Lydia wants to lug her around like she did our kittens, before they got too big!
Jake and I have talked over and processed more parts of this birth than either of the last two. Part of the reason, I suppose, is we are comparing all three experiences. Each one was so unique, just like the children born! Birth #1 started at night and ended by afternoon—less than 15 hours total. Baby #2's labor began one evening but truly kicked in by the next morning. The next day (middle of the night) and 18 hours later, we finally had a baby! Baby #3’s labor was just 9 hours and only half of that was intense (and 1 ½ hours of that I was half asleep!). As much as I dreaded going through labor again already, it couldn’t have gone better! And now I’m totally fine with doing it again… Although I do need a break to concentrate on my big family!!
Visualizing your ideal birth is something doulas talk about, and we had to draw ours during doula training 3 months ago.

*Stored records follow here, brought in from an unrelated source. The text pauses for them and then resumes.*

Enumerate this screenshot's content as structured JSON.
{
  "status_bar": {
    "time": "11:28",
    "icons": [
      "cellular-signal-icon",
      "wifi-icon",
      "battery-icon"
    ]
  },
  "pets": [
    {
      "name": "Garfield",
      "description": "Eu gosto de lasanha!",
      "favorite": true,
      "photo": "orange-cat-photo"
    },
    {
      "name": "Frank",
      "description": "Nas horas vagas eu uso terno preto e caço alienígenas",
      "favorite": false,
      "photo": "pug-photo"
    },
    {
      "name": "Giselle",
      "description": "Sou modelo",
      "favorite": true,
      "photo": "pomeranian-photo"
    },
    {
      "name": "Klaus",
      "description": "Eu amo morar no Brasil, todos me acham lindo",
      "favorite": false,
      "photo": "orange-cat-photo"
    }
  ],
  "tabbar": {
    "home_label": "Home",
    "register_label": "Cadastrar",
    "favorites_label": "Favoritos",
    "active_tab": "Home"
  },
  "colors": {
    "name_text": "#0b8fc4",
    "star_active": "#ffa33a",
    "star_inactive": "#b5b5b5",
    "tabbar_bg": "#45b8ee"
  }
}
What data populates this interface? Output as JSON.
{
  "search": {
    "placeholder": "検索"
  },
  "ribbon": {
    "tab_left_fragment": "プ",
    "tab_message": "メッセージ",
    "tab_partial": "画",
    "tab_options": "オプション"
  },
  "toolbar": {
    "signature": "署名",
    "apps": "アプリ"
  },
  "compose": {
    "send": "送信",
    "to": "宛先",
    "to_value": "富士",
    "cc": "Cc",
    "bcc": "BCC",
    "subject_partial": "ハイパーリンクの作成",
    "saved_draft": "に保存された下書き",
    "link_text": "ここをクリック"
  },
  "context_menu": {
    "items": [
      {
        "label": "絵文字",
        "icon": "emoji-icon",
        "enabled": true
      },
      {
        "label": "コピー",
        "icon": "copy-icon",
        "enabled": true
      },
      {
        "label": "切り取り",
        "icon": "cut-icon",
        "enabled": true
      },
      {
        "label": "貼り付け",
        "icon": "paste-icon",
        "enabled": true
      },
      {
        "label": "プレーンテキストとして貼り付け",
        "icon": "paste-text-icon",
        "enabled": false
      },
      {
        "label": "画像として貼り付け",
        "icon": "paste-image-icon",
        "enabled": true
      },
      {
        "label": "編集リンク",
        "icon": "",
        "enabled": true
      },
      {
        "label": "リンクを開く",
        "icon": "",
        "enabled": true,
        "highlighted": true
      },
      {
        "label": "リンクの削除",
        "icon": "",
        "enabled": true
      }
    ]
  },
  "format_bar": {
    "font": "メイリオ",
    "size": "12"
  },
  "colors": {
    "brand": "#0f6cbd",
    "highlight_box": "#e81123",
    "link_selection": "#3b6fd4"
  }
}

It’s very interesting to think how this birth went down just the way I drew it! All the family at home, yummy food on the table, with my birth books all around, me and husband cradling baby alone…
Daddy is completely smitten and says she’s his favorite baby! He loves how she responds positively to his affection, and I love watching them interact. The other two had distinct ways of responding to Jake while in the womb that remained true after birth, and this one had her own way but I wasn’t sure what it meant. Jake was just sure that she got still to hide or because she was afraid of him, but turns out she was just freezing to listen in wonder! That’s what she does now outside.
Meeting grandparents in Washington via skype!
He says she looks like she just hopped off her surf board in Hawaii, with her bleach blonde mop of hair. He says the coloring is thanks to me, quantity thanks to him—a joint effort, which I love!
Since he thinks I'm a wee bit crazy for already talking about the "next one", he has made up an acronym with her initials: "Can't Get Better, CGB". :)
Since he thinks I'm a wee bit crazy for already talking about the "next one", he has made up an acronym with her initials: "Can't Get Better, CGB". :)
After two very Beaty babies, Callie most reminds me of my mom. Or me. Especially when she cries, for some reason? Mom says she’ll have to get out my baby pictures.
Joel and Michael ask to hold her and will do so for a long time. They are baby pros by now! As to Lydia, on the other hand—we keep her chunky 27 pounds as far away as possible!!
Sophia often mentions how much she loves her new baby. The first two days she was saying “Sally” instead of “Callie”, and then decided to call her Caledonia, like Daddy (who is eating up having the first unusual name of our bunch, and it’s growing on me, too). It’s the cutest thing to hear her say that big long name!
Our first day together
I’m eating up her newborn tiny-ness, so fleeting with Lydia, even while imagining how much fun it will be when the three sisters can play together at all the different stages.
If you don’t hear from me for a while, you can imagine why!!